What else?  Here is a list of ideas that Doug Logan shared at the recent TLC...
  1. Take advantage of the opportunity of time that you’ve been given. Learn something new – Rotary Learning Center has wonderful modules on many topics.
  2. Look after your people. Don’t text, email, etc. Call them. Don’t let them go dark.
    • Don’t easily accept their “I’m fine.” It’s what we say to be polite. Call them again.
    • Crisis affects us all in different ways. Just because they sound strong doesn’t mean that’s how they feel inside. Call again.
    • Look after your people. Listen. Help older members connect. Can they use technology?
  3. Focus on the brand. Put it front and center in what you do. Use the new imaging.  Critically assess your social media and webpage and look for ways to make it more appealing to potential Rotary participants.
  4. Re-discover your purpose. Engage your members in understanding why you serve. Why fund raise? It isn’t about the money. It’s about a need -- environment, seniors, indigenous, youth, literacy, homeless, food impoverished, disabled, etc.  Talk to each other to understand what it is that most resonates with you and build responses based on that.

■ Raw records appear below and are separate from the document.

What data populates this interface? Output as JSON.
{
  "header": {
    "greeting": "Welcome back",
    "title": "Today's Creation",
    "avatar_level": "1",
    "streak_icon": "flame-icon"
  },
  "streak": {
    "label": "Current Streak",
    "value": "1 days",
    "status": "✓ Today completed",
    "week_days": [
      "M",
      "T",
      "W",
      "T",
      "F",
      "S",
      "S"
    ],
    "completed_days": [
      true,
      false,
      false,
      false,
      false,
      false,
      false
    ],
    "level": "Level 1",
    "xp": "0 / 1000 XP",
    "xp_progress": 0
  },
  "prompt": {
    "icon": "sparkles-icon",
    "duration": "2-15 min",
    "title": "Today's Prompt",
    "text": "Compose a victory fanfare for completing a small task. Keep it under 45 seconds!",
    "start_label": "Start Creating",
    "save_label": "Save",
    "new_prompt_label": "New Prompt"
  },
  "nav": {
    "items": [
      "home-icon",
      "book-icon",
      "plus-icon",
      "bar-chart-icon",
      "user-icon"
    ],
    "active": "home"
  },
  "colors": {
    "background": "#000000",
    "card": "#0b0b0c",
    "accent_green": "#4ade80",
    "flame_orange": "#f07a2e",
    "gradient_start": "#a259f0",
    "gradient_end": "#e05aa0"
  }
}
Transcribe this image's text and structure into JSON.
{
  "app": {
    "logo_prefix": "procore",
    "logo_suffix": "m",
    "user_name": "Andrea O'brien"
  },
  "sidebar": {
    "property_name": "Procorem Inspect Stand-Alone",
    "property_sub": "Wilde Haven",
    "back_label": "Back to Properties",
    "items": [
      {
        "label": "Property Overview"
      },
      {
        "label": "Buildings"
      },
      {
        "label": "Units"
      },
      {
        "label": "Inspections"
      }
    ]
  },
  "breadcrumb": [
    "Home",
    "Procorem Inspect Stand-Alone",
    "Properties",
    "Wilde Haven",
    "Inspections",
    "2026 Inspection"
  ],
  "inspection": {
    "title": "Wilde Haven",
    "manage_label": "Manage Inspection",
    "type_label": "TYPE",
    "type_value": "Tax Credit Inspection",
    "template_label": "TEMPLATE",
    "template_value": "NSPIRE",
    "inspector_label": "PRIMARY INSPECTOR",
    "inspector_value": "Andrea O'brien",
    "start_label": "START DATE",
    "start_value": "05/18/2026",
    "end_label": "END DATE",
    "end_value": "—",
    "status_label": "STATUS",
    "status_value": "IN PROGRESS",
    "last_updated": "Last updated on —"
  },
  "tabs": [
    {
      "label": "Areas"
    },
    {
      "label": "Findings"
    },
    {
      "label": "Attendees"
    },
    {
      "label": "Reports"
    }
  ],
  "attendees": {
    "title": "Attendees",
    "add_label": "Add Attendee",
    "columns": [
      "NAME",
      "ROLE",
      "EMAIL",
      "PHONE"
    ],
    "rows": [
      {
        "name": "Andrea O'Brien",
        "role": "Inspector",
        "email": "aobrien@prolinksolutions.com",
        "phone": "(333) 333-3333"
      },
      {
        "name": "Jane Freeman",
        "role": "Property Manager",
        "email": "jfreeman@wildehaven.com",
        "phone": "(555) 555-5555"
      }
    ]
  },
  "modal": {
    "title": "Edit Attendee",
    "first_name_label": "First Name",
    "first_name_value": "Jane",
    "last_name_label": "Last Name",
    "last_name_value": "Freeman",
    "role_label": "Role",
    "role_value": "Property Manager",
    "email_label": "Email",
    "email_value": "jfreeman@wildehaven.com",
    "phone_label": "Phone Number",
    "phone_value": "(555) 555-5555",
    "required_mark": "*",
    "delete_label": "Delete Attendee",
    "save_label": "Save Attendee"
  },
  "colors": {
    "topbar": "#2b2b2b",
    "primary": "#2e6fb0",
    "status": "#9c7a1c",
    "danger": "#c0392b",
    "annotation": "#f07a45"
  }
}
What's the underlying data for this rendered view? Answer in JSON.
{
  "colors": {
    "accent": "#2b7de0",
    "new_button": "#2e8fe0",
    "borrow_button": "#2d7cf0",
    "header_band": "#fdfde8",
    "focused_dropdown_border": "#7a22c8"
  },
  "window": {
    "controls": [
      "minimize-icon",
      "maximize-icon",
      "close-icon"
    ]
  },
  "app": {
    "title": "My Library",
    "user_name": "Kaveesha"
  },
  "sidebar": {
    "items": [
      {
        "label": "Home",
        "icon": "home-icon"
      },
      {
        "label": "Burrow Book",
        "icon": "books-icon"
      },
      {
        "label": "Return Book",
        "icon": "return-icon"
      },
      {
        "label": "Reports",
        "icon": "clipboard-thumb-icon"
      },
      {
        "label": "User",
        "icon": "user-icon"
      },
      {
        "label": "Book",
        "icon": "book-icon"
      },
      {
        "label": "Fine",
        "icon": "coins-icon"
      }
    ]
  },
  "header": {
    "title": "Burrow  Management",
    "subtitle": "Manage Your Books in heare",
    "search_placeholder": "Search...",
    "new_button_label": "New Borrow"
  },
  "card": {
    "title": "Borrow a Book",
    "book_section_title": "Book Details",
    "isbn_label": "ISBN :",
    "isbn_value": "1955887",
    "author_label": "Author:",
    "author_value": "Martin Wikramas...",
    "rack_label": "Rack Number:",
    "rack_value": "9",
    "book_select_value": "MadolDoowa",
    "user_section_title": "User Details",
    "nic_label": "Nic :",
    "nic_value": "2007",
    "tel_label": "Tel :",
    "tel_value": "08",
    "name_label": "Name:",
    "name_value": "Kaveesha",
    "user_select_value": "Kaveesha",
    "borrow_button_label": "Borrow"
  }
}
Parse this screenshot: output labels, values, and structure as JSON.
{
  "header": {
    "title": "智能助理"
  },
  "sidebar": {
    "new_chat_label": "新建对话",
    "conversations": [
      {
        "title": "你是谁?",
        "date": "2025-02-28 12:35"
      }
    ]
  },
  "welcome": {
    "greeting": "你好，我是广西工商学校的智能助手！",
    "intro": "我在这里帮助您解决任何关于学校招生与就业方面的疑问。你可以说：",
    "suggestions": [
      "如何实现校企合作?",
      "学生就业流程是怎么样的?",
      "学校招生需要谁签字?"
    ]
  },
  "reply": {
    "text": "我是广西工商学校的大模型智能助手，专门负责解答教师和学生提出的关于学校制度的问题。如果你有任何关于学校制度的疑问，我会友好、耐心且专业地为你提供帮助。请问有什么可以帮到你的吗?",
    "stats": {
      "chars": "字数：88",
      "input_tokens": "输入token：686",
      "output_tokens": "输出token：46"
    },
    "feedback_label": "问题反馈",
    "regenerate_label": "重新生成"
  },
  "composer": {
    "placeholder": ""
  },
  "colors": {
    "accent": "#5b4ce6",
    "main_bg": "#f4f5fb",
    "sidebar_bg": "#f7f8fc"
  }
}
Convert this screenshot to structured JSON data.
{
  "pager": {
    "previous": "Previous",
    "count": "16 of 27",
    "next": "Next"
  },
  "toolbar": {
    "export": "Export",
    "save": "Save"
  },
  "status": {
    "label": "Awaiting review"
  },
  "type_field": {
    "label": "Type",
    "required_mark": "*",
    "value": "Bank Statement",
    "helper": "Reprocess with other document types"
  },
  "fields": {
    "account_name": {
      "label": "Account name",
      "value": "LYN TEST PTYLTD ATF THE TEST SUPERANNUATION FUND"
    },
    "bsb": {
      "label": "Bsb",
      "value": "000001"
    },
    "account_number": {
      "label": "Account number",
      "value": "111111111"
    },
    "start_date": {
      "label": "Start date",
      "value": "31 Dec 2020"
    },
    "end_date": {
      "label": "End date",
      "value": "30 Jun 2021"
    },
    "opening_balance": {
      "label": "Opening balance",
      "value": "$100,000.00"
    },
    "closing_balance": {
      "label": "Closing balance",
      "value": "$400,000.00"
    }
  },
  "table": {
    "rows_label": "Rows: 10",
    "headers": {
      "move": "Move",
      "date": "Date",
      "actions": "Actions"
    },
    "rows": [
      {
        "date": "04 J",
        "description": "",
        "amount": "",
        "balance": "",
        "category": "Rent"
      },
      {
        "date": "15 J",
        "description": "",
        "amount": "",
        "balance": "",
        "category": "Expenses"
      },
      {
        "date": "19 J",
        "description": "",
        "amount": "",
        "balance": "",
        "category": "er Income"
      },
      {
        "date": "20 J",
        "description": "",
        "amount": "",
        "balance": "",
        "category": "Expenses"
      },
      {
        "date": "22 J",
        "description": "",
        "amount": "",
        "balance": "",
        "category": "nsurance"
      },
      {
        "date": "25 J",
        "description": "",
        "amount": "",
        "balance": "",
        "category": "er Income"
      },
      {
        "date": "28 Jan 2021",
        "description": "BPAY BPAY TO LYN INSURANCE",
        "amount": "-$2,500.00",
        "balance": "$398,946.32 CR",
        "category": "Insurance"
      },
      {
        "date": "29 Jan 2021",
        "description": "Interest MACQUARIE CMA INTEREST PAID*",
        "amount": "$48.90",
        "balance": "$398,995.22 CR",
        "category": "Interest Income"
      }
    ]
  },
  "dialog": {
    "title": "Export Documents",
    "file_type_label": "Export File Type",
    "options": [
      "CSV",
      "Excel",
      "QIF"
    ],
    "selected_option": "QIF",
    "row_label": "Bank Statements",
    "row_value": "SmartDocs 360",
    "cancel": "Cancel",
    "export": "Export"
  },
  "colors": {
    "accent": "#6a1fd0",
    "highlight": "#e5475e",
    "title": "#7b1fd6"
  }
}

  5. Look for partners. Leverage your brand. Rotaract, Interact, other clubs, other service organizations, not-for-profits, businesses. Your community is full of opportunities to create new allies and allegiances.
  6. Create new opportunities to serve and connect.
    • Support a local artist to put on a virtual show for virtual tips: Musicians can perform, Artists can draw, Poets can recite, Writers can write and all of them can give lessons.
    • Host virtual theme parties
    • Students can show you how to game online, or use technology, social media platforms, etc.
    • Community sing along (one club in Alaska is doing this in partnership with a local radio station)
    • Karaoke night
    • Cooking lessons and/or with multicultural flavour
    • Members can host a travelogue
    • Host a book review club, movie review club
    • Virtual prom – many clubs in North America are celebrating their high school graduates with various events or with photos on street banners etc.
  7. Create new systems and processes. Use this opportunity to examine and evaluate how the club operates.
    • Meetings? Where? When? How? Why? Too often we’ve fallen into the habit of meeting to meet not for a purpose.
    • Find new ways to inject energy and creativity.
    • Fees? Dues? What are people doing with the meal $ they’re saving?
    •  Survey your members!
    • Look at your risk management plan
  8. New club models. Passport clubs, single issue/cause-based clubs, corporate, etc.
  9. Look after your people
  10. Contact Doug for help with membership questions
Another great idea we heard about was a pop-up drive-in movie idea to celebrate “release” when we are no longer physically distancing.  Some clubs elsewhere are planning such an event with food trucks etc. and renting equipment to show a movie on the side of a building!  What a great way to welcome a community back after the long stay at home.

Do you have other ideas?  Share them with us and we’ll share them with others.